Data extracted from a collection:
"""
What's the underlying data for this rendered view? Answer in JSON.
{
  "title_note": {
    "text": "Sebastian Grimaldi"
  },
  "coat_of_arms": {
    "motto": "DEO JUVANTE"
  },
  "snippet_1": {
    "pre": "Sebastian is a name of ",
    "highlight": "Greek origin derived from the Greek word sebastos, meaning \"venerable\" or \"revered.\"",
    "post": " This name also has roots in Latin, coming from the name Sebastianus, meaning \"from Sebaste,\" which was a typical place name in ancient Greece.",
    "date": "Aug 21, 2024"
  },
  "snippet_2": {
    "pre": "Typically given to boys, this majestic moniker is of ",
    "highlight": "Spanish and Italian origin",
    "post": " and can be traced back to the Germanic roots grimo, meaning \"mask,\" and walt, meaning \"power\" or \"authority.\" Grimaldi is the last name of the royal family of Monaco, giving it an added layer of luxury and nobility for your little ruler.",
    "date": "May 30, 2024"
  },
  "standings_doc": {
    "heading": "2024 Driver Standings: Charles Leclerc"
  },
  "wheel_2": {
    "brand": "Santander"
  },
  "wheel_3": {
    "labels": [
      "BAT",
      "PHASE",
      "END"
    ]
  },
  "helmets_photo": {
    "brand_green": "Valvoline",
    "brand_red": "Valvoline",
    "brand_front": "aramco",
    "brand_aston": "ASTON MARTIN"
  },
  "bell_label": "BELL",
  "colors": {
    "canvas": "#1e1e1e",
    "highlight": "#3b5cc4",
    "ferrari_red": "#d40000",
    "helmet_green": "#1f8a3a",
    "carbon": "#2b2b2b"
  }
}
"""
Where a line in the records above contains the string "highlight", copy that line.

» **Task result**:
    "highlight": "Greek origin derived from the Greek word sebastos, meaning \"venerable\" or \"revered.\"",
    "highlight": "Spanish and Italian origin",
    "highlight": "#3b5cc4",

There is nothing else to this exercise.